**PROBLEM REQUIREMENTS**
Lines in the records below that contain the word "FUND" must each be copied.

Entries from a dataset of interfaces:

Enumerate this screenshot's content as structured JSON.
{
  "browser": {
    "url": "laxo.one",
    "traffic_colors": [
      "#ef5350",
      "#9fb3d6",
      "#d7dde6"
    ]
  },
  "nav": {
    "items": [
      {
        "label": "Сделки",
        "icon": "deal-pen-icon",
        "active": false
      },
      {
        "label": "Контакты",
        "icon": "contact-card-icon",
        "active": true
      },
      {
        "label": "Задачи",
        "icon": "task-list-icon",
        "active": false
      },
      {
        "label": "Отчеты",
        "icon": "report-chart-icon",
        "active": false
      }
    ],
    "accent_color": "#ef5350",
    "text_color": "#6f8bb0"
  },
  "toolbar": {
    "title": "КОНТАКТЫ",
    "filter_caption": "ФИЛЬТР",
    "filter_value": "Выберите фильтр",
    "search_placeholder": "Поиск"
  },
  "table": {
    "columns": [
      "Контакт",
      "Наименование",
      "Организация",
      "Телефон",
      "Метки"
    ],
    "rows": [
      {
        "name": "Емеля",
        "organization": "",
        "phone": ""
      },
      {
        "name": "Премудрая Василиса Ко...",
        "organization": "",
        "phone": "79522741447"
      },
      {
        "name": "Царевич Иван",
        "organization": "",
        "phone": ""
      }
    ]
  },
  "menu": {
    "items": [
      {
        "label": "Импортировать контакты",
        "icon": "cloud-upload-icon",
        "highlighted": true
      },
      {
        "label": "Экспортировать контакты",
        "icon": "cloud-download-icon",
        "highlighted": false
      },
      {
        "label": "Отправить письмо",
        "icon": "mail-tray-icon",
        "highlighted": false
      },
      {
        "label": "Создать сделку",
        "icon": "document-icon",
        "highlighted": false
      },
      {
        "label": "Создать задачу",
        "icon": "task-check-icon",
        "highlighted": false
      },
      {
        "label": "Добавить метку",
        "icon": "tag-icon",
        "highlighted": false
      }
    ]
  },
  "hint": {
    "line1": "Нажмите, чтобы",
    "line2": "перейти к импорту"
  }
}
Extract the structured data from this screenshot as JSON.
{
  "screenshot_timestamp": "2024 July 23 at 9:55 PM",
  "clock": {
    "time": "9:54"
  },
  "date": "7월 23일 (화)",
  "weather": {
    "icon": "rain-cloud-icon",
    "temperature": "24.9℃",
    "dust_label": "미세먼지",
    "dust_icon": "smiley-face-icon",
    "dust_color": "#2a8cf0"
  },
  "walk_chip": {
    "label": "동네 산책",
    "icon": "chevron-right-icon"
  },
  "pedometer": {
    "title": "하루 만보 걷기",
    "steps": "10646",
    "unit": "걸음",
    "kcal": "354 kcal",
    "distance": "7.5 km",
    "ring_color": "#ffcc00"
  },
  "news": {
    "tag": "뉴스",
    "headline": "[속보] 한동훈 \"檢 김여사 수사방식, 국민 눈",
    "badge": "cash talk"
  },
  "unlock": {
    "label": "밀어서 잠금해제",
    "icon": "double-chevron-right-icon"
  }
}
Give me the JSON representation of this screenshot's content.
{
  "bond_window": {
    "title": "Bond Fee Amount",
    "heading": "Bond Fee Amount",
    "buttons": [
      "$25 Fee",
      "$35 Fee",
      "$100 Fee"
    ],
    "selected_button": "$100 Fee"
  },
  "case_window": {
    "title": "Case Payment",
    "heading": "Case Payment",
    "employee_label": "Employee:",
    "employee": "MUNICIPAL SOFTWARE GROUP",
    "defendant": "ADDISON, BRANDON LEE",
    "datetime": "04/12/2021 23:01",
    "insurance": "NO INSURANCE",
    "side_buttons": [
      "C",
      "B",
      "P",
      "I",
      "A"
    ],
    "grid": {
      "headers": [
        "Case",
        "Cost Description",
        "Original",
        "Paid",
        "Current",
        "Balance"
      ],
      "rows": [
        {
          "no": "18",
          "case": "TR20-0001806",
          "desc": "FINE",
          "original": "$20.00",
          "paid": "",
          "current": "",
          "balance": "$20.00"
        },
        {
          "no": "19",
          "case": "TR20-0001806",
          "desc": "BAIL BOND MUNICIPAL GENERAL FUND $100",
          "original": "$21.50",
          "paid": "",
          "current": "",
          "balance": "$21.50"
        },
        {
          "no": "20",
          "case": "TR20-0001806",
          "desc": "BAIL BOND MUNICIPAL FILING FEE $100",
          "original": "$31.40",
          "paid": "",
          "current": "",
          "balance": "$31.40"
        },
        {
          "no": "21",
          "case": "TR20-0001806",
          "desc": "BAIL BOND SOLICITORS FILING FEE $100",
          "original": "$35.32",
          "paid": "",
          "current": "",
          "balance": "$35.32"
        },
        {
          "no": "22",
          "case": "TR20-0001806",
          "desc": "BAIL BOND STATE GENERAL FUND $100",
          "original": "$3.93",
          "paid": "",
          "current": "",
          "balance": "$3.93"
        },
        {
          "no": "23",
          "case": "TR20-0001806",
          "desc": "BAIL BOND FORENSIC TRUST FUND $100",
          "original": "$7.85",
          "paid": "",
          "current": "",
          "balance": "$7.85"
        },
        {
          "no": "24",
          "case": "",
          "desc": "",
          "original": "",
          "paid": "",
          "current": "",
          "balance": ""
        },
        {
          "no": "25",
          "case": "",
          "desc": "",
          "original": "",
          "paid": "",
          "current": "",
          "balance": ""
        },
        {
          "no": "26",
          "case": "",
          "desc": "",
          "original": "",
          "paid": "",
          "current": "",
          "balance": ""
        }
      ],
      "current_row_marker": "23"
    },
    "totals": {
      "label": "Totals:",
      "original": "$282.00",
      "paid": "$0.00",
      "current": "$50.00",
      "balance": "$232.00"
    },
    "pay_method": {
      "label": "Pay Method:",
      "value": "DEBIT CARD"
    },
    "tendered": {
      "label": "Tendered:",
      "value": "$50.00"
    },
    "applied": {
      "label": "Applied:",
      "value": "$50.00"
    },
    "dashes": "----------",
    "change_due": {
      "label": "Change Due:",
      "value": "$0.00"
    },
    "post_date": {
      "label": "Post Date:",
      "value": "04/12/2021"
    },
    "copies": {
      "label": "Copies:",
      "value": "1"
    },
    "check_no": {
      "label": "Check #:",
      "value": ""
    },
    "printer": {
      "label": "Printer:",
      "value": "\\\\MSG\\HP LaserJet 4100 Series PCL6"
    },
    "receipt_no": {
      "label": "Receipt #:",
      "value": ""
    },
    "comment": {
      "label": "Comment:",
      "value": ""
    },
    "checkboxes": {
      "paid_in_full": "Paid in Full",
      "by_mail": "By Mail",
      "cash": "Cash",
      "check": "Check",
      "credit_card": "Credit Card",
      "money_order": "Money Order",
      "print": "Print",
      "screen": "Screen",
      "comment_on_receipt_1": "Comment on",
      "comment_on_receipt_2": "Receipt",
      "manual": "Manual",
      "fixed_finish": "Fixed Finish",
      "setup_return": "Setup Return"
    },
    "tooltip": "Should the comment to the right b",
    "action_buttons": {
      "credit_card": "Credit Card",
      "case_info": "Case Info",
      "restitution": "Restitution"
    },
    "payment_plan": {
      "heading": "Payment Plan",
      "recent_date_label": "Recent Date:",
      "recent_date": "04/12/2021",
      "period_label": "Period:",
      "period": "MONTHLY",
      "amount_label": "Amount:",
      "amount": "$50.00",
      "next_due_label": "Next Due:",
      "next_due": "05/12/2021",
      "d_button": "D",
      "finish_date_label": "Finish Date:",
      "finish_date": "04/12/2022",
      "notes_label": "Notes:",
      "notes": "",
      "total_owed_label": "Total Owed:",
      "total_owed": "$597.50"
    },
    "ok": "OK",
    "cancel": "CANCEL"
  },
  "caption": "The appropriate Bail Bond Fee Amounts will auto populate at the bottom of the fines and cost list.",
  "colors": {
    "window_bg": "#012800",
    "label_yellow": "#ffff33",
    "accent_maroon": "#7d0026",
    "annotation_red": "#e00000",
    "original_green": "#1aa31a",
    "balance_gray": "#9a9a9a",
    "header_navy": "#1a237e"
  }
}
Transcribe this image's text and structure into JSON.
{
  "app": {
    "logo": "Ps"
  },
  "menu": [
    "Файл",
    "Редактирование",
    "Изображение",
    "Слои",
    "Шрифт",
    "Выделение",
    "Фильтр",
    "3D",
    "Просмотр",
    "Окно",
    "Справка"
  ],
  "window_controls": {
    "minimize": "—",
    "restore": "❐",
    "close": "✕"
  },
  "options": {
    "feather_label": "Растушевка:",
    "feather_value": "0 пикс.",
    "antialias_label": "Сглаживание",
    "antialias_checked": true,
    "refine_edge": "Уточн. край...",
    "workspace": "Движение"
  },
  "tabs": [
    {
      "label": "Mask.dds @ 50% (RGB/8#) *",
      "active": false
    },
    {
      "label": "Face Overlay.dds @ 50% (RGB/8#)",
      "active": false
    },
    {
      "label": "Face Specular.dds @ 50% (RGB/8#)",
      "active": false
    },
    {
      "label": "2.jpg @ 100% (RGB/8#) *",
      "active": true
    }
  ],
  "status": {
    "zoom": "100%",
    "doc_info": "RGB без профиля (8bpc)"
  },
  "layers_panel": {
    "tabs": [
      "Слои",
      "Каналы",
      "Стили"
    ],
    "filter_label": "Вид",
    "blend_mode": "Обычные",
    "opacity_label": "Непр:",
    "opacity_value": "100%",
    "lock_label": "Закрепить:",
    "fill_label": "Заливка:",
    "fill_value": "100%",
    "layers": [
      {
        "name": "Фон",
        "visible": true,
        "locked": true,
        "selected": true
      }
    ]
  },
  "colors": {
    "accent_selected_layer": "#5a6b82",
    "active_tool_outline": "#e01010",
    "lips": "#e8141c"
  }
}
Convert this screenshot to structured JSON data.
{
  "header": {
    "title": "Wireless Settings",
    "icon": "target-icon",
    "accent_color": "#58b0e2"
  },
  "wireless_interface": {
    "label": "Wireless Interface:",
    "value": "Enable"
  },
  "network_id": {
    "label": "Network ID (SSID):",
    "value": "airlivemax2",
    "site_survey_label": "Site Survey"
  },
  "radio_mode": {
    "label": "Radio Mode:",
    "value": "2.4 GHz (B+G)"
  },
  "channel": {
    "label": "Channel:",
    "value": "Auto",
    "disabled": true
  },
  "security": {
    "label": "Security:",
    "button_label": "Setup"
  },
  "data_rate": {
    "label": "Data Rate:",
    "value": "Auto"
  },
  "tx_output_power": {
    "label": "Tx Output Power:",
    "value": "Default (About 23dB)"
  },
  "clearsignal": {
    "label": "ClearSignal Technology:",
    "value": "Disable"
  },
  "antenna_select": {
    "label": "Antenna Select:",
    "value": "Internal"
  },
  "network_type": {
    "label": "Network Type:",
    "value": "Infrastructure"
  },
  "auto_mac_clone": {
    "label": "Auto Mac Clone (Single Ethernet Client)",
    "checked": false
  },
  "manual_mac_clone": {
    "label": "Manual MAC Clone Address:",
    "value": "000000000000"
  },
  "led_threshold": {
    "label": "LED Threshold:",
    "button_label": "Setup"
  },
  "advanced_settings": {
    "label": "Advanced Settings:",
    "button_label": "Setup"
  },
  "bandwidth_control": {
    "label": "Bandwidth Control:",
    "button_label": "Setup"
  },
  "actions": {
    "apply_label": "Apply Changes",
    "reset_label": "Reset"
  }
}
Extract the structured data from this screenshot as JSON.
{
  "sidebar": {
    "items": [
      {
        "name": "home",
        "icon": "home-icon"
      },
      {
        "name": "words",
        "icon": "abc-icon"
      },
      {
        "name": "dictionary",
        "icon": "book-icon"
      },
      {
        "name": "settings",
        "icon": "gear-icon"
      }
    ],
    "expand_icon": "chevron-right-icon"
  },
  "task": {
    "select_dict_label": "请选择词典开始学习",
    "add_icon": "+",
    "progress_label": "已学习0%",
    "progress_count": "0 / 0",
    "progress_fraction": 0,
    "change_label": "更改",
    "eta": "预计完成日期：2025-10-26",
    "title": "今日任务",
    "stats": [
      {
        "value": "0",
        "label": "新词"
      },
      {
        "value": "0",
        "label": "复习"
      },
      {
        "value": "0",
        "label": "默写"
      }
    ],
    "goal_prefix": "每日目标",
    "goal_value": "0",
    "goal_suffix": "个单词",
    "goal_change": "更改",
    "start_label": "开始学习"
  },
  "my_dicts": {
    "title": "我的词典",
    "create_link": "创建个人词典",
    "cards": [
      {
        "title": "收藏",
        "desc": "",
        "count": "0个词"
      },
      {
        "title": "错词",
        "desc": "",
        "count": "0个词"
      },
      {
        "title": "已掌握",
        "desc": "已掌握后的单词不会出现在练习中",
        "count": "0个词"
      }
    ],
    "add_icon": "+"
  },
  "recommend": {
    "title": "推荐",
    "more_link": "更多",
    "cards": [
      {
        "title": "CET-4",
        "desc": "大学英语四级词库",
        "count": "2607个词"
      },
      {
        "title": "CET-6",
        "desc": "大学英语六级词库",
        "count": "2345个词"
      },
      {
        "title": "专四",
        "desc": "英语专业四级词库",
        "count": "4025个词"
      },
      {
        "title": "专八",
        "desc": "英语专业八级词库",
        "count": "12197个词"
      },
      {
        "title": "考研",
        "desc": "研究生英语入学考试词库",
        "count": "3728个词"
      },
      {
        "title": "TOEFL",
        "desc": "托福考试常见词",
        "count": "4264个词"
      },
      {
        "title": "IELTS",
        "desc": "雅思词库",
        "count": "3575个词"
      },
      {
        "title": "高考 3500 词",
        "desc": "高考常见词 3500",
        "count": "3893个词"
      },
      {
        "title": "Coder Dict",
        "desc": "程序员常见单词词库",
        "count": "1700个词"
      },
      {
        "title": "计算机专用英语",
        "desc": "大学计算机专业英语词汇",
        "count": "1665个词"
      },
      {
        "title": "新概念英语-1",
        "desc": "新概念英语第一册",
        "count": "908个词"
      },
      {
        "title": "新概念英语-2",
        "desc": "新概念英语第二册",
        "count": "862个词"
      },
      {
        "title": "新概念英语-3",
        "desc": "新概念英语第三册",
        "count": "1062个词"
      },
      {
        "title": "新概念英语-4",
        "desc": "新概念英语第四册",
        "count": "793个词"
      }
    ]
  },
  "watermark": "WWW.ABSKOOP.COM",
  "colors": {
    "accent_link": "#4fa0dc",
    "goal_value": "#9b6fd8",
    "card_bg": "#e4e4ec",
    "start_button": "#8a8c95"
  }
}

**RESPONSE AREA**
          "desc": "BAIL BOND MUNICIPAL GENERAL FUND $100",
          "desc": "BAIL BOND STATE GENERAL FUND $100",
          "desc": "BAIL BOND FORENSIC TRUST FUND $100",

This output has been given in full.